“Cocoa Life helps to create a thriving cocoa supply chain by increasing yields on existing farms, building resilience in cocoa-growing communities and preventing deforestation,” the company said in its report.
“Cocoa Life works with over 142,000 farmers to grow more cocoa on their farms, empowers more than 1,400 communities to drive their own development and scaled up sourcing to cover 43% of the company’s chocolate made today."
The company said 43% of its chocolate brands source cocoa through Cocoa Life. By 2025, international brands and local favorites including Toblerone and Lacta will join Milka, Côte D’Or and Cadbury Dairy Milk in sourcing exclusively through the program.

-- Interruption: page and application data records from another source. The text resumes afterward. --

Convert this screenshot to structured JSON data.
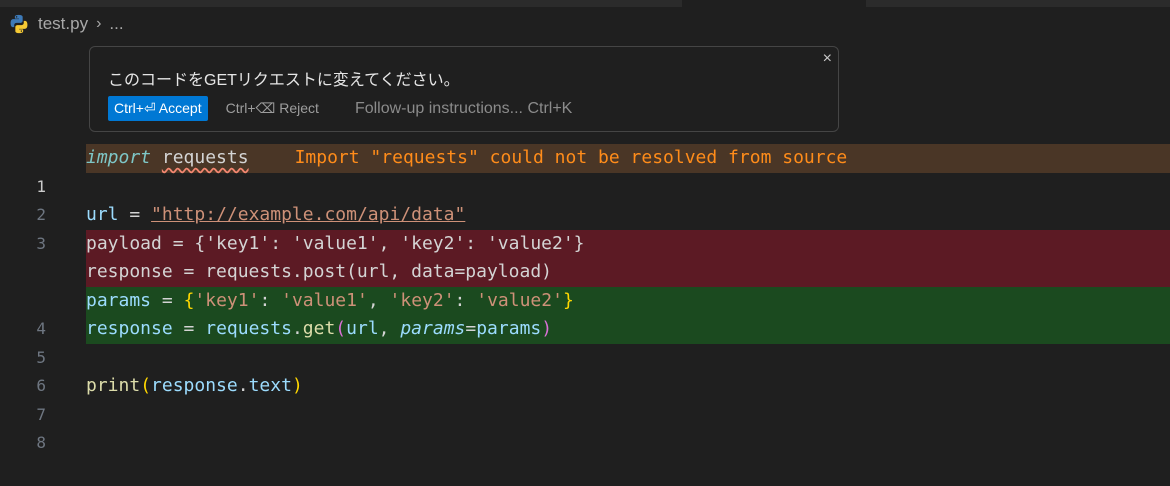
{
  "breadcrumb": {
    "file": "test.py",
    "rest": "..."
  },
  "inline_chat": {
    "prompt": "このコードをGETリクエストに変えてください。",
    "accept_label": "Ctrl+⏎ Accept",
    "reject_label": "Ctrl+⌫ Reject",
    "followup_placeholder": "Follow-up instructions... Ctrl+K",
    "close_icon": "×"
  },
  "editor": {
    "line_numbers": [
      "1",
      "2",
      "3",
      "4",
      "5",
      "6",
      "7",
      "8"
    ],
    "line1": {
      "kw": "import",
      "module": "requests",
      "diagnostic": "Import \"requests\" could not be resolved from source"
    },
    "line3": {
      "var": "url",
      "op": "=",
      "url": "\"http://example.com/api/data\""
    },
    "removed": [
      "payload = {'key1': 'value1', 'key2': 'value2'}",
      "response = requests.post(url, data=payload)"
    ],
    "line4": {
      "var": "params",
      "op": "=",
      "open": "{",
      "s1": "'key1'",
      "c1": ": ",
      "s2": "'value1'",
      "sep": ", ",
      "s3": "'key2'",
      "c2": ": ",
      "s4": "'value2'",
      "close": "}"
    },
    "line5": {
      "var": "response",
      "op": "=",
      "mod": "requests",
      "fn": "get",
      "open": "(",
      "arg1": "url",
      "comma": ", ",
      "kw": "params",
      "eq": "=",
      "val": "params",
      "close": ")"
    },
    "line7": {
      "fn": "print",
      "open": "(",
      "obj": "response",
      "attr": "text",
      "close": ")"
    }
  },
  "colors": {
    "warning_bg": "#4a3626",
    "removed_bg": "#5c1a24",
    "added_bg": "#1b4a1f",
    "accent": "#0078d4",
    "diagnostic": "#ff8c1a"
  }
}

Mondelēz says the expansion will see an increase in the number of farmers and communities it supports across six cocoa origin countries: Ghana, Côte d'Ivoire, Indonesia, Dominican Republic, India and Brazil.

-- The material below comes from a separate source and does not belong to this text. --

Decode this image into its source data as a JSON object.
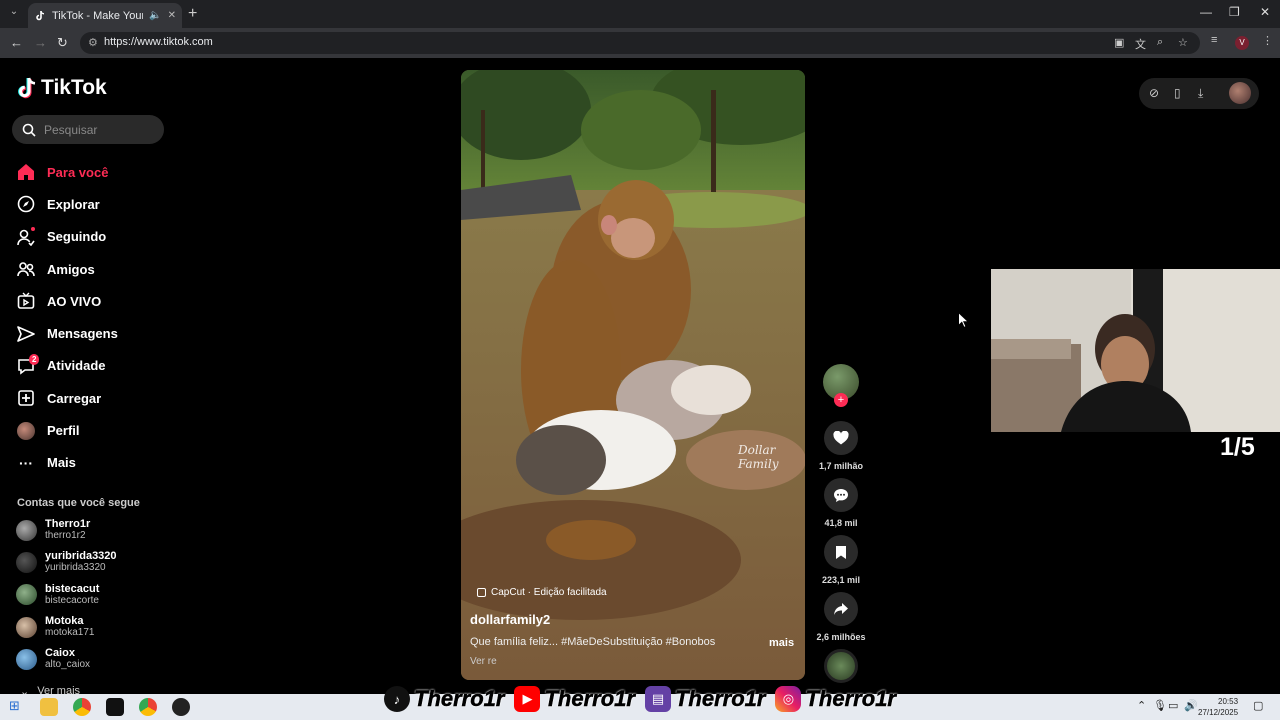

“Our purpose at Mondelēz International is to empower people to snack right and that journey begins with the ingredients we source, including cocoa,” said chairman and chief executive officer Dirk Van de Put. “As demand for chocolate continues to grow, we are leading the transformation to build a thriving cocoa sector, an ingredient essential to our growth. This is an important milestone for our Cocoa Life program and will ensure more consumers around the world can be confident that the chocolate brands they love are made the right way.”
Guided by results, the program will refine its focus to key areas of intervention where the biggest impact can be made: cocoa farming as a prosperous business of choice; empowered and inclusive communities that drive their own development; and conservation and restoration of forests enabling climate-resilient practices, the report stated.

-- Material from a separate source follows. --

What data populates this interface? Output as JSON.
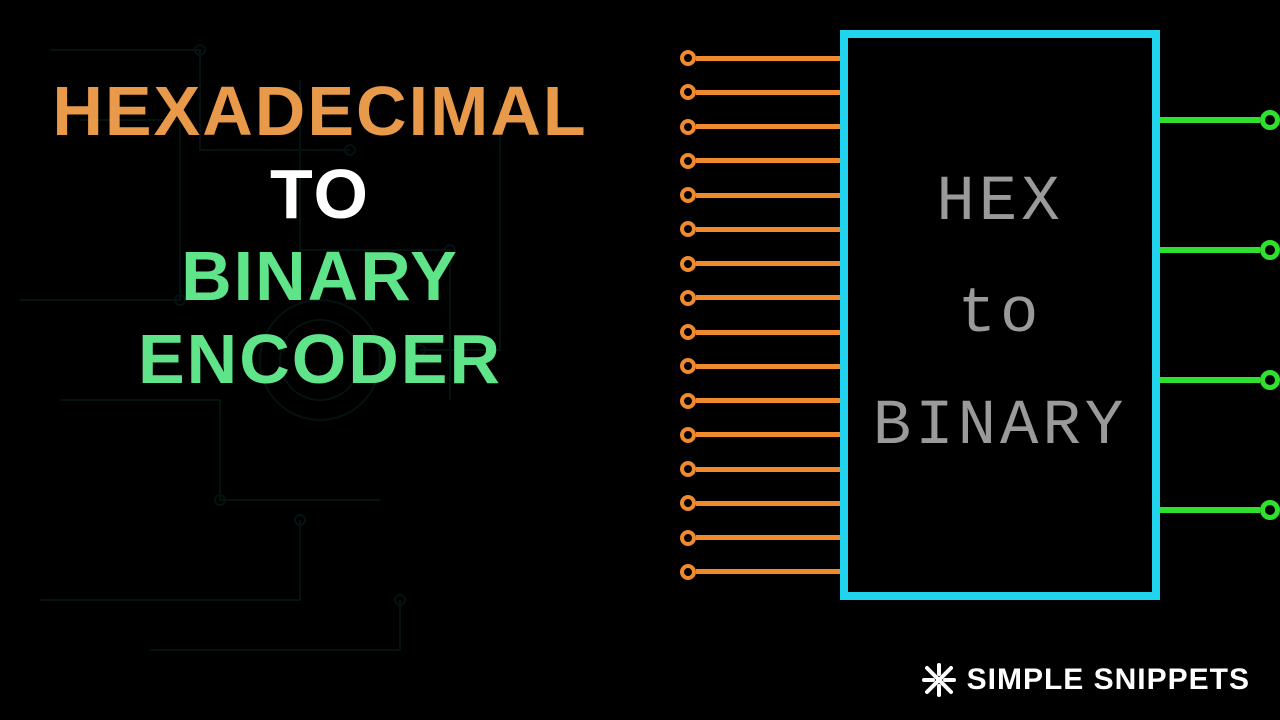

“The expansion of Cocoa Life moves Mondelēz International a step closer to improving the positive impact the company has on people and the planet,” Van de Put said. “Through Cocoa Life, we are leading the way in the fight against climate change in the cocoa sector and playing an active role in securing sustainable supplies of key raw materials. “
When the program launched in 2012, Mondelēz committed $400m to Cocoa Life over 10 years to help build a thriving cocoa supply chain by increasing cocoa productivity and empowering local cocoa farming communities to improve their resilience.
The program has since developed, and Mondelēz says it now works directly with cocoa farmers and communities to transform their livelihoods through a focus on skills, education and access to essential resources such as planting materials and crop protection.
“Success will not be found by acting alone, and this is why we are building a movement for lasting change and scaling our holistic approach through productive, collaborative partnerships,” Van de Put added. “We hope our encouraging results inspire more industry members to implement integrated approaches and broaden their impact at scale.”
Cocoa Life’s progress to date
- Cocoa yields are continuously improving and results show that, as cocoa farms become more efficient, their yield increases. This is an important development, as farms that can do more with less land are able to create spare land that can be used for other income-generating activities, helping make cocoa farming a prosperous business.
- More communities are steering their own development and Cocoa Life communities can become drivers of change. Through the use of planning and advocacy tools, these communities have been able to attract the funding and resources needed to develop — an important step because sector change will only be sustained if local actors feel empowered to do so.
- Farmers are choosing not to expand into protected forests and encouraging and enabling cocoa farmers and communities to protect the land where cocoa is grown has been fundamental to the Cocoa Life approach. Mapping efforts and tools support farmers in understanding how to get more out of their farms – helping them build better businesses.